Really, the film could elaborate on how these worlds exist. Maybe Sonic has jumped from his dimension to the ‘real’ world Enchanted style. I don’t know – it’s Sonic the Hedgehog!
Again, the trailer makes it look more like this generation’s Alvin and the Chipmunks, which seems very bizarre to me.
I find that more-often-than-not studios won’t think about transmedia synergy and instead focus on metanarrative and meta-humor.
This really got going with the Lego Movies and Deadpool. In terms of making something seem authentic, self-awareness is vital.
The weird looking at the trailer because it doesn’t seem to play up on the meta stuff very much, if at all. It comes across very … 2000s.
With the 30th anniversary only two years away, I would have imagined that would be the time to try and get a Sonic movie off the ground. Maybe have him reflect on the 90s and have him reminisce about the nostalgia?
I mean, that does sound pretty deep, but it worked wonders for The Lego Movie.
But it is odd no nobody pokes fun at the ludicrousness of Sonic’s design, how hedgehogs aren’t blue, questioning how he runs fast or joking whether or not he has a flying fox friend.
It’s all played very straight, with the bulk of the humor coming from Jim Carrey’s performance. It’s almost anachronistic, like this shouldn’t be a movie coming out at the end of the 2010s.
Sonic is a tricky property to adapt for live action. I think if you were to do a film, animation is the go-to medium for this kind of property.
As for the marketing, I can’t tell if it’s awful or genius – awful genius?
There have been hundreds of YouTube videos made responding to this film, including having PewDiePie make a video on “fixing” it – and he has 95 million subscribers.
Heck, the “fixing the sonic trailer” has spawned a whole range of videos of their own. I almost hope this was intentional to get people to talk about it.
For a trailer, it’s honestly pretty average. But the hype and unbelievability of this movie has practically created a mythos.
Played up on the word-of-mouth, showed the studio listening and responding … I’ve seen articles written about his teeth alone, and it somehow managed to trend at the same time as Avengers.
So, before we all raise our noses up at this blue hedgehog, we should also remember just how much money things like Alvin and the Chipmunks and The Minions have made.

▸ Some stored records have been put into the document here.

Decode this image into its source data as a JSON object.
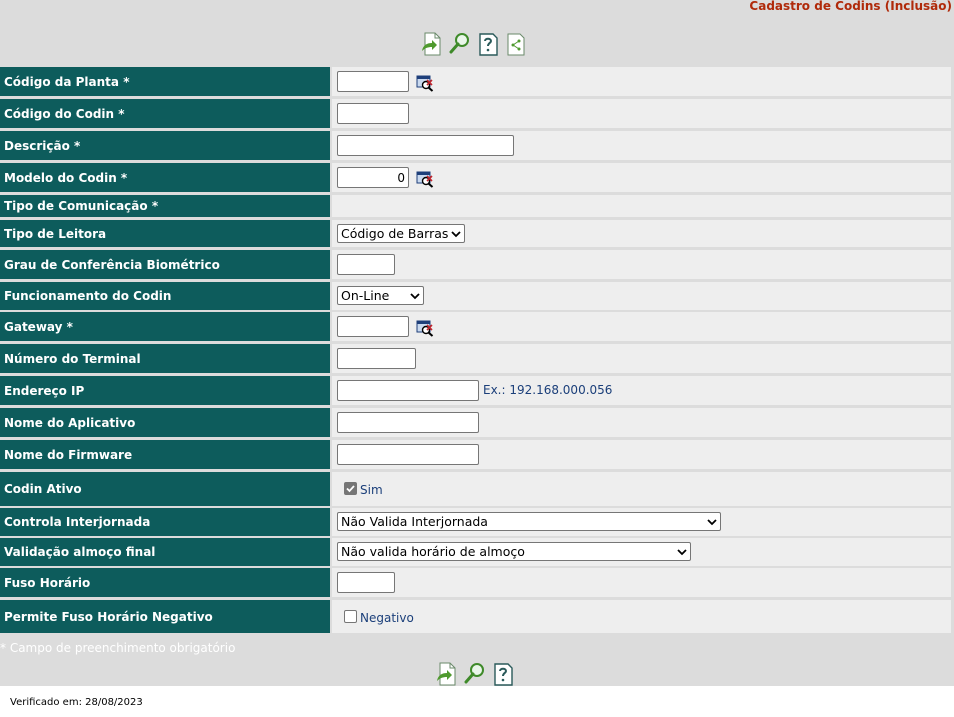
{
  "header": {
    "title": "Cadastro de Codins (Inclusão)"
  },
  "toolbar_top": [
    {
      "icon": "save-icon"
    },
    {
      "icon": "search-icon"
    },
    {
      "icon": "help-icon"
    },
    {
      "icon": "export-icon"
    }
  ],
  "toolbar_bottom": [
    {
      "icon": "save-icon"
    },
    {
      "icon": "search-icon"
    },
    {
      "icon": "help-icon"
    }
  ],
  "form": {
    "codigo_planta": {
      "label": "Código da Planta *",
      "value": ""
    },
    "codigo_codin": {
      "label": "Código do Codin *",
      "value": ""
    },
    "descricao": {
      "label": "Descrição *",
      "value": ""
    },
    "modelo_codin": {
      "label": "Modelo do Codin *",
      "value": "0"
    },
    "tipo_comunicacao": {
      "label": "Tipo de Comunicação *"
    },
    "tipo_leitora": {
      "label": "Tipo de Leitora",
      "selected": "Código de Barras"
    },
    "grau_conferencia": {
      "label": "Grau de Conferência Biométrico",
      "value": ""
    },
    "funcionamento": {
      "label": "Funcionamento do Codin",
      "selected": "On-Line"
    },
    "gateway": {
      "label": "Gateway *",
      "value": ""
    },
    "numero_terminal": {
      "label": "Número do Terminal",
      "value": ""
    },
    "endereco_ip": {
      "label": "Endereço IP",
      "value": "",
      "hint": "Ex.: 192.168.000.056"
    },
    "nome_aplicativo": {
      "label": "Nome do Aplicativo",
      "value": ""
    },
    "nome_firmware": {
      "label": "Nome do Firmware",
      "value": ""
    },
    "codin_ativo": {
      "label": "Codin Ativo",
      "checked": true,
      "checkbox_label": "Sim"
    },
    "controla_interjornada": {
      "label": "Controla Interjornada",
      "selected": "Não Valida Interjornada"
    },
    "validacao_almoco": {
      "label": "Validação almoço final",
      "selected": "Não valida horário de almoço"
    },
    "fuso_horario": {
      "label": "Fuso Horário",
      "value": ""
    },
    "fuso_negativo": {
      "label": "Permite Fuso Horário Negativo",
      "checked": false,
      "checkbox_label": "Negativo"
    }
  },
  "footnote": "* Campo de preenchimento obrigatório",
  "verified": "Verificado em: 28/08/2023",
  "colors": {
    "label_bg": "#0d5c5c",
    "value_bg": "#eeeeee",
    "page_bg": "#dcdcdc",
    "title": "#b02a0a",
    "hint": "#1b3f7a"
  }
}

Am I going to say that Sonic the Hedgehog is going to be the next super-fantastic cinematic universe?
But could it make as much money as the Alvin and the Chipmunks franchise, with the potential to spawn at least two sequels, playing up on his radical, extreme, tubular 90s attitude, nostalgia mixed with viral content?